_AIM OF THE TASK_
In the records that come next, find every line with "Chen". Return those lines.

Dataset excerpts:
---

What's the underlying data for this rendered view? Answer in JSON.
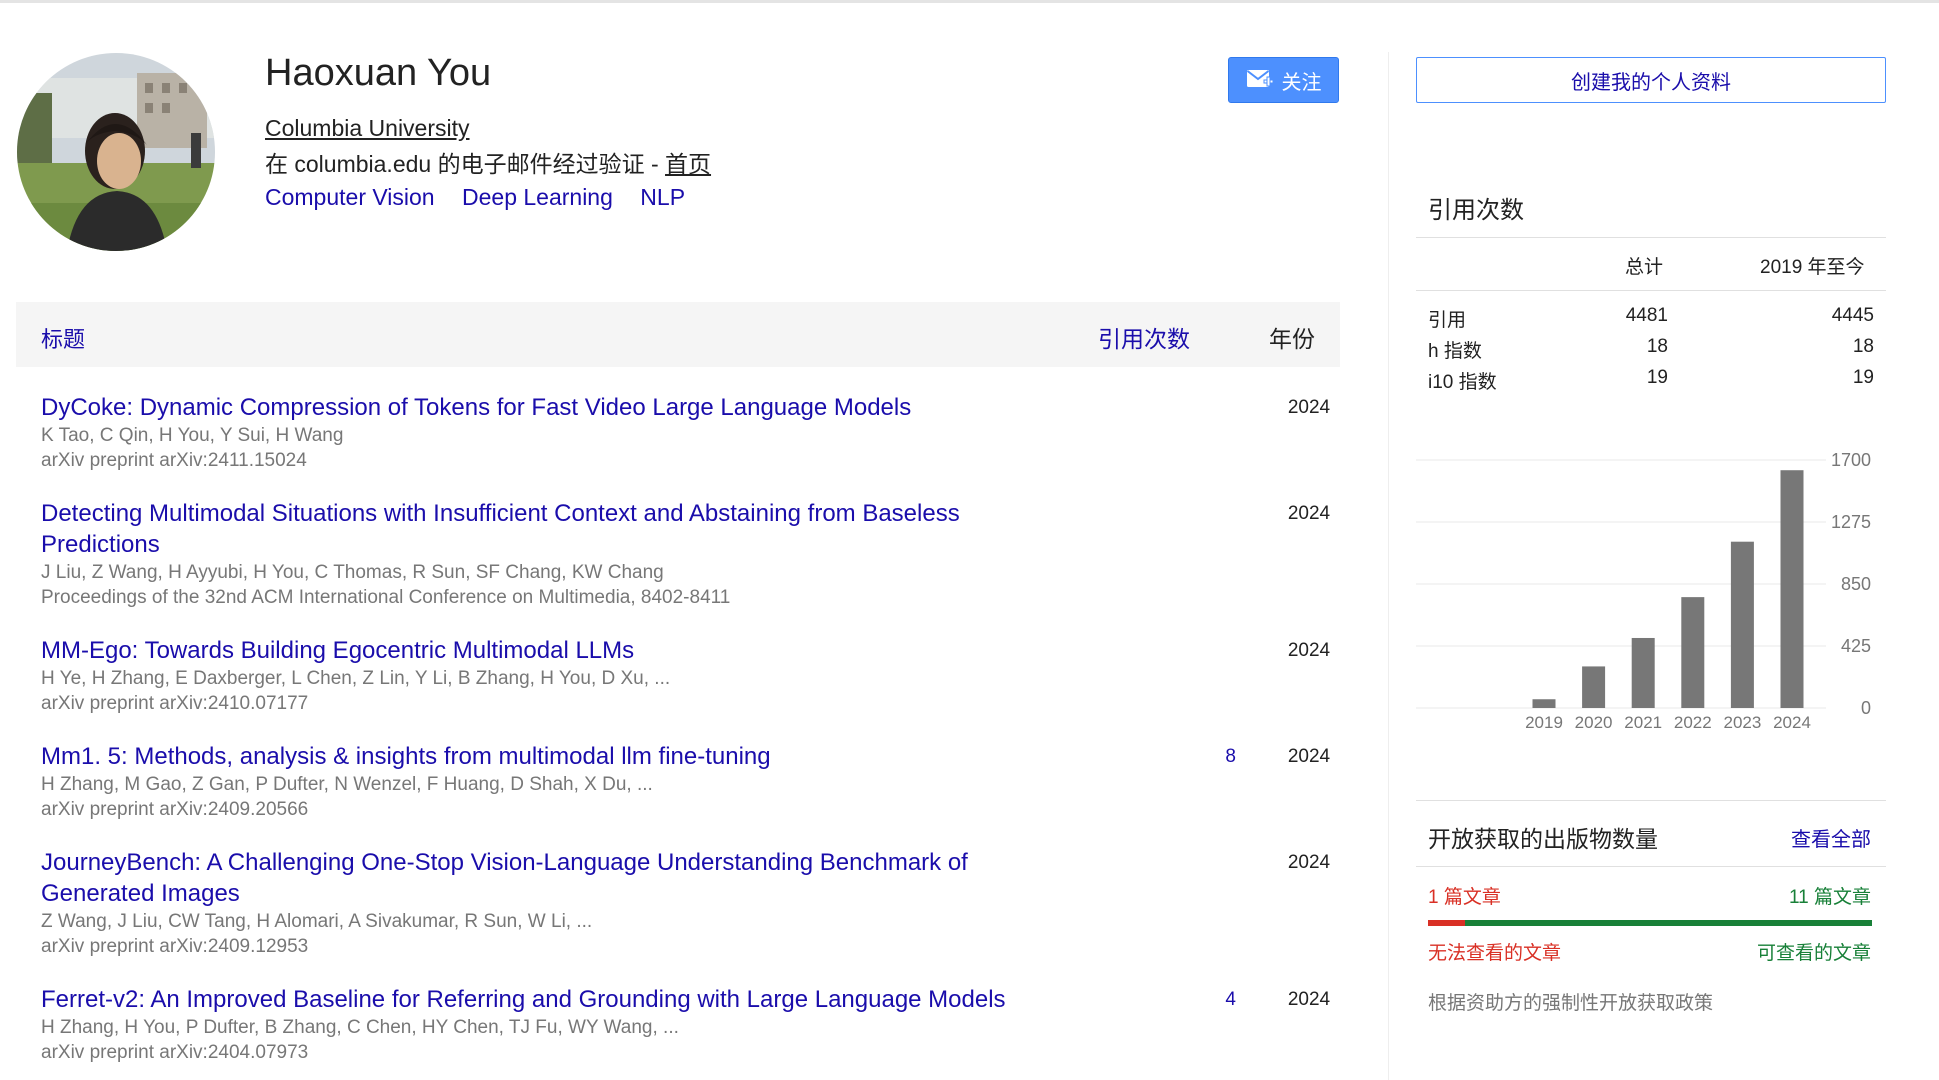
{
  "profile": {
    "name": "Haoxuan You",
    "affiliation": "Columbia University",
    "verified_prefix": "在 columbia.edu 的电子邮件经过验证 - ",
    "homepage_label": "首页",
    "interests": [
      "Computer Vision",
      "Deep Learning",
      "NLP"
    ],
    "follow_label": "关注"
  },
  "table": {
    "col_title": "标题",
    "col_cited": "引用次数",
    "col_year": "年份",
    "rows": [
      {
        "title": "DyCoke: Dynamic Compression of Tokens for Fast Video Large Language Models",
        "authors": "K Tao, C Qin, H You, Y Sui, H Wang",
        "venue": "arXiv preprint arXiv:2411.15024",
        "cites": "",
        "year": "2024"
      },
      {
        "title": "Detecting Multimodal Situations with Insufficient Context and Abstaining from Baseless Predictions",
        "authors": "J Liu, Z Wang, H Ayyubi, H You, C Thomas, R Sun, SF Chang, KW Chang",
        "venue": "Proceedings of the 32nd ACM International Conference on Multimedia, 8402-8411",
        "cites": "",
        "year": "2024"
      },
      {
        "title": "MM-Ego: Towards Building Egocentric Multimodal LLMs",
        "authors": "H Ye, H Zhang, E Daxberger, L Chen, Z Lin, Y Li, B Zhang, H You, D Xu, ...",
        "venue": "arXiv preprint arXiv:2410.07177",
        "cites": "",
        "year": "2024"
      },
      {
        "title": "Mm1. 5: Methods, analysis & insights from multimodal llm fine-tuning",
        "authors": "H Zhang, M Gao, Z Gan, P Dufter, N Wenzel, F Huang, D Shah, X Du, ...",
        "venue": "arXiv preprint arXiv:2409.20566",
        "cites": "8",
        "year": "2024"
      },
      {
        "title": "JourneyBench: A Challenging One-Stop Vision-Language Understanding Benchmark of Generated Images",
        "authors": "Z Wang, J Liu, CW Tang, H Alomari, A Sivakumar, R Sun, W Li, ...",
        "venue": "arXiv preprint arXiv:2409.12953",
        "cites": "",
        "year": "2024"
      },
      {
        "title": "Ferret-v2: An Improved Baseline for Referring and Grounding with Large Language Models",
        "authors": "H Zhang, H You, P Dufter, B Zhang, C Chen, HY Chen, TJ Fu, WY Wang, ...",
        "venue": "arXiv preprint arXiv:2404.07973",
        "cites": "4",
        "year": "2024"
      }
    ]
  },
  "sidebar": {
    "create_profile_label": "创建我的个人资料",
    "cited_heading": "引用次数",
    "stats_head_total": "总计",
    "stats_head_recent": "2019 年至今",
    "stats": [
      {
        "label": "引用",
        "total": "4481",
        "recent": "4445"
      },
      {
        "label": "h 指数",
        "total": "18",
        "recent": "18"
      },
      {
        "label": "i10 指数",
        "total": "19",
        "recent": "19"
      }
    ],
    "open_access": {
      "heading": "开放获取的出版物数量",
      "view_all": "查看全部",
      "unavailable_count": "1 篇文章",
      "available_count": "11 篇文章",
      "unavailable_label": "无法查看的文章",
      "available_label": "可查看的文章",
      "unavailable_fraction": 0.0833,
      "policy_note": "根据资助方的强制性开放获取政策",
      "color_unavailable": "#d93025",
      "color_available": "#188038"
    }
  },
  "chart_data": {
    "type": "bar",
    "categories": [
      "2019",
      "2020",
      "2021",
      "2022",
      "2023",
      "2024"
    ],
    "values": [
      60,
      285,
      480,
      760,
      1140,
      1630
    ],
    "yticks": [
      "1700",
      "1275",
      "850",
      "425",
      "0"
    ],
    "ylim": [
      0,
      1700
    ],
    "grid": true,
    "bar_color": "#777777"
  }
}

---

_EXERCISE ANSWER_
        "authors": "H Ye, H Zhang, E Daxberger, L Chen, Z Lin, Y Li, B Zhang, H You, D Xu, ...",
        "authors": "H Zhang, H You, P Dufter, B Zhang, C Chen, HY Chen, TJ Fu, WY Wang, ...",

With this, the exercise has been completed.